Despite all the ideas and potential for innovation, regulation is necessary in order to eliminate the threats to unsuspecting consumers. Let’s look at the open banking regulation in the EU and around the world to find out how it is working for the benefit of the market!
Open Banking Regulation in the European Union
The European Union has a document that is considered the golden standard of open banking regulation. The document is PSD2 or the Revised/Second Payment Services Directive. Ever since its adoption in early 2018, the EU as a whole, as well as pretty much every member state of the block independently, has seen huge progress in the field of open banking.
The RTS, developed by the EBA and the ECB (European Banking Authority and Central Bank, respectively) are followed by each open banking tool, corporation and business, that’s involved.
This RTS outlines requirements for customer authentication and the general processing of data, according to existing security standards.
Open Banking Regulation in the United Kingdom
Apart from the EU, the UK is the only market with a stable and working foundation for an open banking ecosystem. In fact, the UK, if we only consider individual countries, is the undisputed global leader. It issues more licenses to open banking service providers in a year than 20 EU countries combined…
Due to these facts:
- The United Kingdom has been a member of the EU for so long
- There are lots of existing economic ties
- Close geographic proximity
- The foundation for the open banking ecosystem has been established while Brexit wasn’t still enforced
The United Kingdom has a regulatory model which is very similar to what you see in the European Union member states. All of the directives and the regulations are mainly just adapted versions of their EU counterparts (e.g. UK-RTS instead of just RTS). Just as in the European Union, in the United Kingdom, APIs of open banking have to meet the demands in terms of personal data security, reading and writing APIs, directories, DCR, and management information reporting, amongst others.
Open Banking Regulation in the Rest of the World
It’s hardly a surprise to know that open banking regulation in other parts of the world is either based on or at least somewhat similar to the EU and UK standards. Australia, Singapore, Mexico, and other countries have been trying to implement or at least measure the impact of this technology but have all been quite slower than the European block. In countries with no true regulatory model in place, we have the open market approach where developers and financing companies can do more to influence the state of the market.

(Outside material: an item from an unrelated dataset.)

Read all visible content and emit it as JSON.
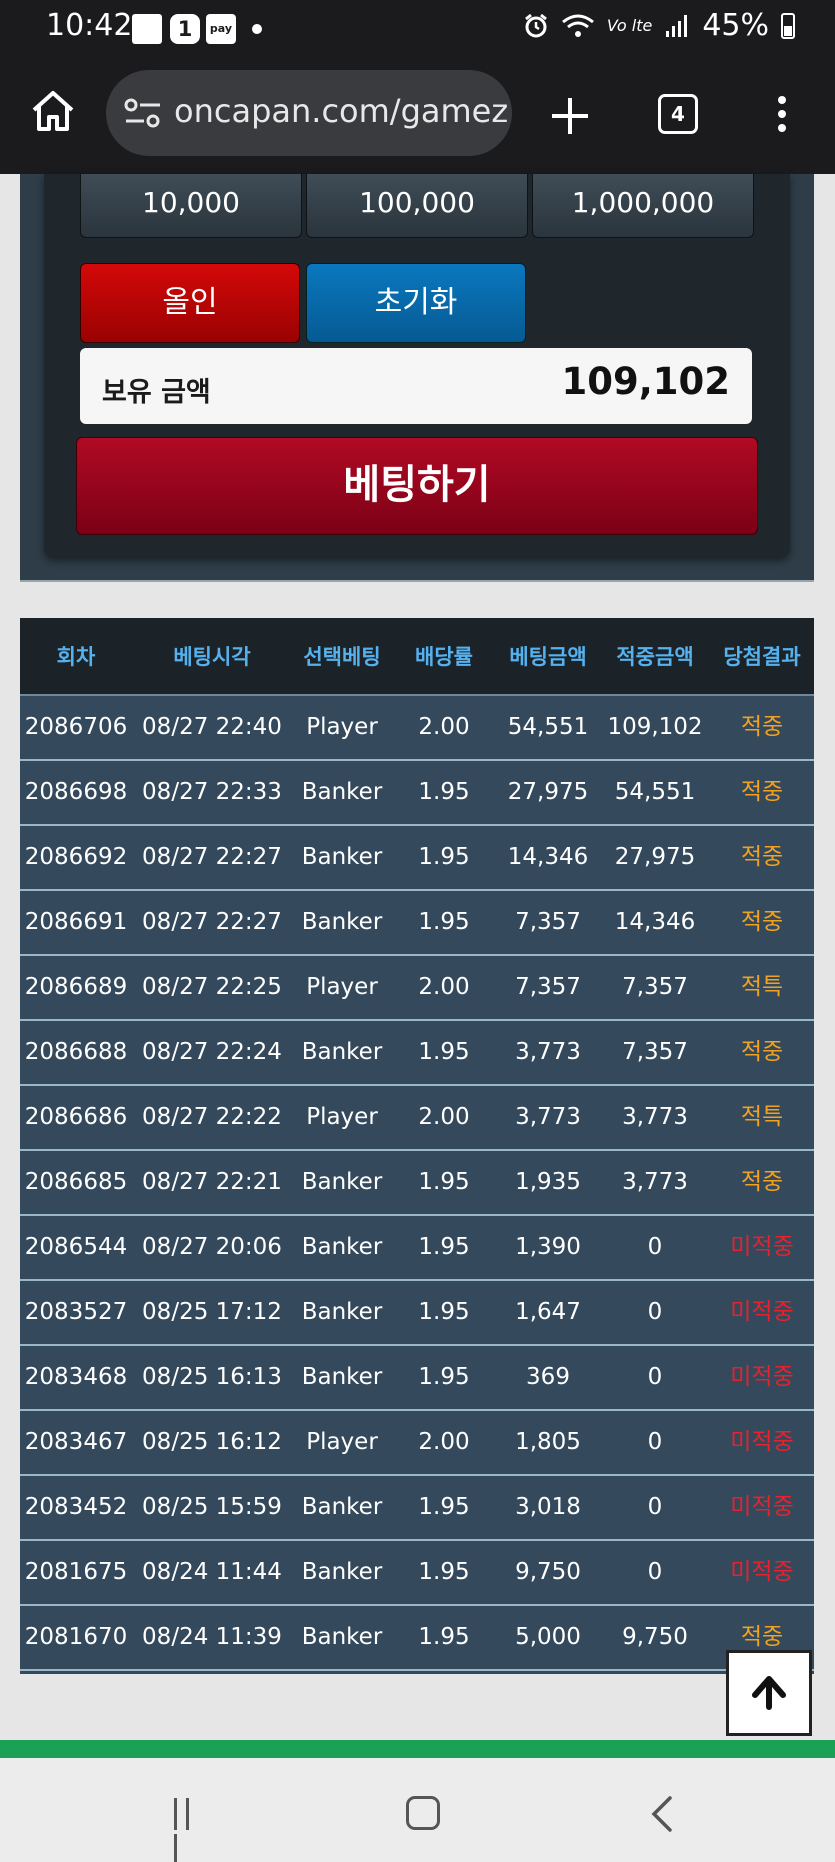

Who is Responsible for These Regulations?
If you want to know who has the most influence over banking, you have to look at the legislators and the law makers. For now, the obvious frontrunners are the EU and the UK which we so often mention.
For the EU and the EEA, it all starts with the top banking authorities – ECB and EBA. They monitor the market and use recommendations from their own experts and parliament members. Then, the designated regulation implementation and monitoring duties are delegated to responsible local authorities.
In Germany that is the FFSA (Federal Financial Supervisory Authority), in Italy that’s the Bank of Italy, etc. They issue licenses and monitor the status of the market continuously.